Some key capital improvements include the replacement of 21 outdated electric-resistance heating Roof Top Units (RTU), Heating and Ventilation Units (H&V), and Air Handling Units (AHU) with 21 new, natural gas fired RTU’s and AHU’s. This ECM included an energy/fuel conversion from electric heat to new more energy efficient natural gas supply and natural gas fired equipment and technology. Other improvements for LCCC include campus-wide LED lighting upgrades (interior, exterior and parking lot) and controls, a new chiller, HVAC control re-commissioning and upgrades, Variable Frequency Drives (VFD) installations, new energy efficient transformers, building infiltration reductions, water conservation measures, and new premium efficiency motor installations.
The GESA energy efficiency project is expected to reduce energy use by 4,571,800 kWh annually, and save LCCC more than $11,000,000 over the 15-year repayment term. It will also help to reduce the College’s greenhouse gas and carbon emissions by approximately 41,000 pounds. Work for the project will begin this fall.

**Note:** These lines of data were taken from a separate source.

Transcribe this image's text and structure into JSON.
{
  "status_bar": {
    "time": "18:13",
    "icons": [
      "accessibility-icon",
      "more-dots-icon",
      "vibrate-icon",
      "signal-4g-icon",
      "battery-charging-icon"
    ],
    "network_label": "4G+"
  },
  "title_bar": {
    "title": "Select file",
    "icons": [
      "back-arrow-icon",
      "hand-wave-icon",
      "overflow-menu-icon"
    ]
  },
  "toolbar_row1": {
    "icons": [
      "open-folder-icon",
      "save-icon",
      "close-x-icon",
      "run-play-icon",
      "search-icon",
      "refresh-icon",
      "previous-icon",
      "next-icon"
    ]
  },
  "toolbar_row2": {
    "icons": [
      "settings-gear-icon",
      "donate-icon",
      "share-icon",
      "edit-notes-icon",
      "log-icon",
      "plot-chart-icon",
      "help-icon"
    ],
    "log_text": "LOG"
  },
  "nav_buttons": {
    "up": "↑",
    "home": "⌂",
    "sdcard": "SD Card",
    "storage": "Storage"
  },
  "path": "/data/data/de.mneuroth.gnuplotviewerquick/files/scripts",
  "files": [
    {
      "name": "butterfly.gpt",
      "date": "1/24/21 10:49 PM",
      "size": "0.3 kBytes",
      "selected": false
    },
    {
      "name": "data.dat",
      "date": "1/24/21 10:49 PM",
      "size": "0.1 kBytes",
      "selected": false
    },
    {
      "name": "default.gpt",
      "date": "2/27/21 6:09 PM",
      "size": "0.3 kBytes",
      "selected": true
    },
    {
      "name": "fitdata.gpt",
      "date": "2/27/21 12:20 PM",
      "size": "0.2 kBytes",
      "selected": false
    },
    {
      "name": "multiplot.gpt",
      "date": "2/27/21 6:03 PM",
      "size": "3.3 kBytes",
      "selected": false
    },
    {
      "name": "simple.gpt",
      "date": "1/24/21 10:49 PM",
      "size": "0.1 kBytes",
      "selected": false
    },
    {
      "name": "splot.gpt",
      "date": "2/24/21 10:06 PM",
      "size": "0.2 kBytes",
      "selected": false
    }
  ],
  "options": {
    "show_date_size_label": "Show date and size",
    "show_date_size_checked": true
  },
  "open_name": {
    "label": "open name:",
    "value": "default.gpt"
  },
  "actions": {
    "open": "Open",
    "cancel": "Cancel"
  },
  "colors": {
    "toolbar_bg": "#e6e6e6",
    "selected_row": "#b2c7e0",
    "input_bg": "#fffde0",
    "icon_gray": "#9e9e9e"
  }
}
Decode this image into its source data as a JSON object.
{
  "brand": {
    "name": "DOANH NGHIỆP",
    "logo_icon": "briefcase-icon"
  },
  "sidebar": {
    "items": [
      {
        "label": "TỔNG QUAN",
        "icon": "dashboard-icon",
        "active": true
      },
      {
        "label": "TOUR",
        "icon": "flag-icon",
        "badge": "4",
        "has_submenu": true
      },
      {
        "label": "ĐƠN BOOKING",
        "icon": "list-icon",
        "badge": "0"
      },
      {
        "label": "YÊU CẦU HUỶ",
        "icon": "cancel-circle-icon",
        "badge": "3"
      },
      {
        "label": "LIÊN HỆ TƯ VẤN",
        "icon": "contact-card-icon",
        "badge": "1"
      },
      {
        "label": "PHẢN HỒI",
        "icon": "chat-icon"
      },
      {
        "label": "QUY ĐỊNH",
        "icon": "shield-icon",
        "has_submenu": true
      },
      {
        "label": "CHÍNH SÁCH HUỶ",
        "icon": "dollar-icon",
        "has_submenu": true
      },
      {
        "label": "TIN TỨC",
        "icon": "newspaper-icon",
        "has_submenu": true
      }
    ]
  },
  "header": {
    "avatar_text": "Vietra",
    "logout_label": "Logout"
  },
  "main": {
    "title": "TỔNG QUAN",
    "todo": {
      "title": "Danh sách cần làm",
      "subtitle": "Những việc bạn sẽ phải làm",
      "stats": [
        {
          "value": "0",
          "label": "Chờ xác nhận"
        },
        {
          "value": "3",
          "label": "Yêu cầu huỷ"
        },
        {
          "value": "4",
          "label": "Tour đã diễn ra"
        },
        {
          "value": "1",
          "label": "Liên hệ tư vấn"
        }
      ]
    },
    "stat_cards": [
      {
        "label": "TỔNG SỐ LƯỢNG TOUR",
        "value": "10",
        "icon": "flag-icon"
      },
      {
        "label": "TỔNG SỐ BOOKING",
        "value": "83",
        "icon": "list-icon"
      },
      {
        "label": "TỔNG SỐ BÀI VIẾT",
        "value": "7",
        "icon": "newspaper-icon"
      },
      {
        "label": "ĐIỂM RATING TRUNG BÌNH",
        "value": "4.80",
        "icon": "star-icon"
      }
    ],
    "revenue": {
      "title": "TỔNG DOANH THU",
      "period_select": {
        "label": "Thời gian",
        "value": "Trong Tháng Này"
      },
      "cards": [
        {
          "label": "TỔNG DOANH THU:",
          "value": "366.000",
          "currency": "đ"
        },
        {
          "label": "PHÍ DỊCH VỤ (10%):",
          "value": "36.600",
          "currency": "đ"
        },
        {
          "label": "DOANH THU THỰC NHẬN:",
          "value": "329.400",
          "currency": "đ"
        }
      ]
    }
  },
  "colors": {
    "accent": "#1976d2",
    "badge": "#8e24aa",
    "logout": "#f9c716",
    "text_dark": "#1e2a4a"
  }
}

Editor’s Note: The exciting thing about the Philadelphia Navy Yard project is that it’s right in the belly of the beast and by that I mean the home of the William Penn Foundation, funder of the Delaware Riverkeeper, the Clean Air Council and the New Jersey Chapter of the Sierra Club. All three organizations are unalterably opposed to all natural gas development and the pipelines to bring it to the Philadelphia area, even though we know the Riverkeeper/Povertykeeper operates out of natural gas heated space in nearby Bristol, Pennsylvania.